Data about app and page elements
==================================================

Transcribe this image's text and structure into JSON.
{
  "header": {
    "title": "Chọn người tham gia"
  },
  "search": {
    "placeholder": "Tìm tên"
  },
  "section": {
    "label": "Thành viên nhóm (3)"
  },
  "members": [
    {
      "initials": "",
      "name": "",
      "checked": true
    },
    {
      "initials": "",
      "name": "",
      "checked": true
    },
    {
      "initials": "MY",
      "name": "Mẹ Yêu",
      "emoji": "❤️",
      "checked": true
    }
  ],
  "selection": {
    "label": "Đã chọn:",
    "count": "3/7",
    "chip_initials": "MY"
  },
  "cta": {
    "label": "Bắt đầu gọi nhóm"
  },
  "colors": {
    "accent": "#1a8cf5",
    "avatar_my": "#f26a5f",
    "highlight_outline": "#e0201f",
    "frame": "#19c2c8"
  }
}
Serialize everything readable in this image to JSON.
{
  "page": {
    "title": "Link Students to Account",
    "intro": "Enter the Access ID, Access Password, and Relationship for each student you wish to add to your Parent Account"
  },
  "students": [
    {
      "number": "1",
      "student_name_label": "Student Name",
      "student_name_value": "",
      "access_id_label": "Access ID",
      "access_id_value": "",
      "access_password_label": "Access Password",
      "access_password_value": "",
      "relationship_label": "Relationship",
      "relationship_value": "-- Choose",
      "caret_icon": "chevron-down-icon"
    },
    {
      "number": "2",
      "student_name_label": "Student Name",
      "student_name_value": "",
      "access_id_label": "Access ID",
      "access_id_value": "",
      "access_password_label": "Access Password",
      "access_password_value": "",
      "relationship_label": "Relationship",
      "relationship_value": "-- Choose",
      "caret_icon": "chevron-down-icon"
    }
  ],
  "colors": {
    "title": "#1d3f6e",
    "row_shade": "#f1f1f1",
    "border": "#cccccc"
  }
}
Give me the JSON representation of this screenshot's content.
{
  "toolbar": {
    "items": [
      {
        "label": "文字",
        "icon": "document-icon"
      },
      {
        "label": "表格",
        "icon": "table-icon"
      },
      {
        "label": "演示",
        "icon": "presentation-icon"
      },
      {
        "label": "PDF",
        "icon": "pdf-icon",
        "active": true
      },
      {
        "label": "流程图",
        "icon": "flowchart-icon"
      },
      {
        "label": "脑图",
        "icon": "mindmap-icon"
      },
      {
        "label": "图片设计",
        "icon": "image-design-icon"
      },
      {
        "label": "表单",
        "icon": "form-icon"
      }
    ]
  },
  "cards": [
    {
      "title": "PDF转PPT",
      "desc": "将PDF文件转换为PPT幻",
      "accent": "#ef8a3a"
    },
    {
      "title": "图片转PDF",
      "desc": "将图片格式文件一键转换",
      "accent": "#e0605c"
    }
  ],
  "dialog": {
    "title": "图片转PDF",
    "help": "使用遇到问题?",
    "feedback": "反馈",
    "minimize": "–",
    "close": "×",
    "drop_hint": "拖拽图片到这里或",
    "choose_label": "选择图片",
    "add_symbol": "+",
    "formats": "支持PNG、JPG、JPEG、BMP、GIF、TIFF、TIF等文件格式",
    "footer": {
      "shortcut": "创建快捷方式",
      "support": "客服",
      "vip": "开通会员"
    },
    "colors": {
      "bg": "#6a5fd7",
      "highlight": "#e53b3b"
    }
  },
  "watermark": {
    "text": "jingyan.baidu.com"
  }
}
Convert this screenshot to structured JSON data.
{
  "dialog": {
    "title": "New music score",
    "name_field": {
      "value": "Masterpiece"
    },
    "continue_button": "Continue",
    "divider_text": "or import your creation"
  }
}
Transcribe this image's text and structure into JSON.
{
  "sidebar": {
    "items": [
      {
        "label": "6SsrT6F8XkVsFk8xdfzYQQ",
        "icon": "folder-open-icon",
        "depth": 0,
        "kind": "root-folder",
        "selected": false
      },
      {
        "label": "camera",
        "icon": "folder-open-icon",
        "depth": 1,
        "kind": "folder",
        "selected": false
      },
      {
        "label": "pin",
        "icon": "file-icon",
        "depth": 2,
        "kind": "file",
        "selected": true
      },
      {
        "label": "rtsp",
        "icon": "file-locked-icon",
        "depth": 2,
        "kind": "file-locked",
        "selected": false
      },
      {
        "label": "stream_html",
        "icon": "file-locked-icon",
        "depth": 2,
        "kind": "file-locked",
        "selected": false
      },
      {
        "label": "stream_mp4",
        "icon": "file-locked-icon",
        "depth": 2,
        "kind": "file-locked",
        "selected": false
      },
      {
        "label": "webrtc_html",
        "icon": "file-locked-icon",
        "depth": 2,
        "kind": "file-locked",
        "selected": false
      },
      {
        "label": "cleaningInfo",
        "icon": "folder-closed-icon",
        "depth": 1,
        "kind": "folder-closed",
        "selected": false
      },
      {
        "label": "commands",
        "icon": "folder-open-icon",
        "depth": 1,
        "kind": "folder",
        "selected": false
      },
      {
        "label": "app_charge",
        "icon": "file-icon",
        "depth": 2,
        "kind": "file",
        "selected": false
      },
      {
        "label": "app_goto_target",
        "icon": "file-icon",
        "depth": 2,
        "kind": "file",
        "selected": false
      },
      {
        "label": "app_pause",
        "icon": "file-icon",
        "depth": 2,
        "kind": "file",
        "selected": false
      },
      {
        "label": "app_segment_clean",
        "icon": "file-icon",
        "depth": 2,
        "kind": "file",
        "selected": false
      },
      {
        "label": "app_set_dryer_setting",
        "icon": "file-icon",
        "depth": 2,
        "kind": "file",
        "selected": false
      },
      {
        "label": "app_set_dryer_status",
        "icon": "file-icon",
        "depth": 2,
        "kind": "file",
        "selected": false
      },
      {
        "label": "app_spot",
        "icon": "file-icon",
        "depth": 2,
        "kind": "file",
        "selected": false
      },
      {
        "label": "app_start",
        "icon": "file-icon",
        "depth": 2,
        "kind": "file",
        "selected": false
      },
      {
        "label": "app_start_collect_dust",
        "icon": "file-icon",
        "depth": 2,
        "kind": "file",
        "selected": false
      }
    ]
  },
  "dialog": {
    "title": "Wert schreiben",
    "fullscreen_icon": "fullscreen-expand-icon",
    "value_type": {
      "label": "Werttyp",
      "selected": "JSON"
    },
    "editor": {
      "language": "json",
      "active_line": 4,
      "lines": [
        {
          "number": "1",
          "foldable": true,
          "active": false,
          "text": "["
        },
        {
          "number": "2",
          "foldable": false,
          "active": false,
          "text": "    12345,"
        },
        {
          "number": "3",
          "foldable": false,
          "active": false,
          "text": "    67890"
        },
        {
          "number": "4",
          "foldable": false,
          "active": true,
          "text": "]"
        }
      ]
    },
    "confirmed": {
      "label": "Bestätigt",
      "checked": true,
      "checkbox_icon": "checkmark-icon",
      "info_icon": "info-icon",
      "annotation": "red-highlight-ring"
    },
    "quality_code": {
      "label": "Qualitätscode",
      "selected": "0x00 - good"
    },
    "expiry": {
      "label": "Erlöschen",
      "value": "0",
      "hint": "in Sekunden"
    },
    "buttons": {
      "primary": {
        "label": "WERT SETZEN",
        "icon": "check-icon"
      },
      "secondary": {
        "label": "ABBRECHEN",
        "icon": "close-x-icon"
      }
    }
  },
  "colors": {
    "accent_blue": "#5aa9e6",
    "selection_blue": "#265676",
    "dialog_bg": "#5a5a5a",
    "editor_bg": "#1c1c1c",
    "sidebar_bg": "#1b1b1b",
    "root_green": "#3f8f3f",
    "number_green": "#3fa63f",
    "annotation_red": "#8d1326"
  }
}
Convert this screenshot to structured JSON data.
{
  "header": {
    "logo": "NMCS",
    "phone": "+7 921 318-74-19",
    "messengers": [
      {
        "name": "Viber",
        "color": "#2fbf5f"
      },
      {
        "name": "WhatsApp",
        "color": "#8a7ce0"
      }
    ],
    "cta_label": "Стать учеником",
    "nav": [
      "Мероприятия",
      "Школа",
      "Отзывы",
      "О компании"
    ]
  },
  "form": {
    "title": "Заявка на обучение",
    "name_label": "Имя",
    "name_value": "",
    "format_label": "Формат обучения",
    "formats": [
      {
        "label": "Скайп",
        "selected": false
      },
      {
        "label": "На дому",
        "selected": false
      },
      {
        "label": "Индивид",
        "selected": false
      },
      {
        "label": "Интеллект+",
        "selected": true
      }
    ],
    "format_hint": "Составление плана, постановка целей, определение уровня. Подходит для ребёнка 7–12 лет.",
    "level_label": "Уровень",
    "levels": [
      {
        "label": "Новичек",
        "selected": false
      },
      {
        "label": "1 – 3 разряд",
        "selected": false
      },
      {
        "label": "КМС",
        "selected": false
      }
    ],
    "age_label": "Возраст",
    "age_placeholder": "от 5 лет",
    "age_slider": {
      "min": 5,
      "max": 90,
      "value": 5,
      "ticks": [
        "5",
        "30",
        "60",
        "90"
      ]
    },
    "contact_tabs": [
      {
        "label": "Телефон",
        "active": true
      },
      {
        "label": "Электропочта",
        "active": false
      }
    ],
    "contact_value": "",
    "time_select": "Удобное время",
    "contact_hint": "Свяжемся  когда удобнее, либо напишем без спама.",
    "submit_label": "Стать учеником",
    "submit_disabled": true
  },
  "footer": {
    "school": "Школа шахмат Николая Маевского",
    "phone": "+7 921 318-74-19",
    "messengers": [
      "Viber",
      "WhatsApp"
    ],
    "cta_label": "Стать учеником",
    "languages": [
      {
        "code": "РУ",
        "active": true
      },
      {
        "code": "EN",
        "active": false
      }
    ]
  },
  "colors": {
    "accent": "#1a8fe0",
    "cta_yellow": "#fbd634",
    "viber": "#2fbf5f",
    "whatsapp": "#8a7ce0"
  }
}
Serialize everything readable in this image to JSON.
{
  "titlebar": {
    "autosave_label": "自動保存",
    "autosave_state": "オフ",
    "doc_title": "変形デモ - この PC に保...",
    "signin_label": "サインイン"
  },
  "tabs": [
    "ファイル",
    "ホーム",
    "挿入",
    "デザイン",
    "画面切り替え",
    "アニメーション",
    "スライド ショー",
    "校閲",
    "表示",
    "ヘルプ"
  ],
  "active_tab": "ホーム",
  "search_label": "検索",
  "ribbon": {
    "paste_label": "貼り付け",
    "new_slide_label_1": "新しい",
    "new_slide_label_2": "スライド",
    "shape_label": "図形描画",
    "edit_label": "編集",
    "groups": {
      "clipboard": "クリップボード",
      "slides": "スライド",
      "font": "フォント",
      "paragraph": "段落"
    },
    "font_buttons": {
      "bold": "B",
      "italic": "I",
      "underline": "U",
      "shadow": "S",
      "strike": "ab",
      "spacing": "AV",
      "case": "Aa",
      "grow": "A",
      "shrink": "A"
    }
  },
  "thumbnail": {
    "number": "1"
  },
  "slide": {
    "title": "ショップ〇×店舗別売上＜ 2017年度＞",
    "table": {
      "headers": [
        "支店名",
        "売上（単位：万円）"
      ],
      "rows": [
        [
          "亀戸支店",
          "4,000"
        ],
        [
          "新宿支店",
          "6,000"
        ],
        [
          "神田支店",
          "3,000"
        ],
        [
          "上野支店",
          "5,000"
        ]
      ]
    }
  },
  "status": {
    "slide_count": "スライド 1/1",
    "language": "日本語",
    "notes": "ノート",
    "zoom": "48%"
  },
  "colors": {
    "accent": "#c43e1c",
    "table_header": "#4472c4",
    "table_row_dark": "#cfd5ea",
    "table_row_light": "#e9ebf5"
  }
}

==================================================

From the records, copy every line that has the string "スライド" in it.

    "スライド ショー",
    "new_slide_label_2": "スライド",
      "slides": "スライド",
    "slide_count": "スライド 1/1",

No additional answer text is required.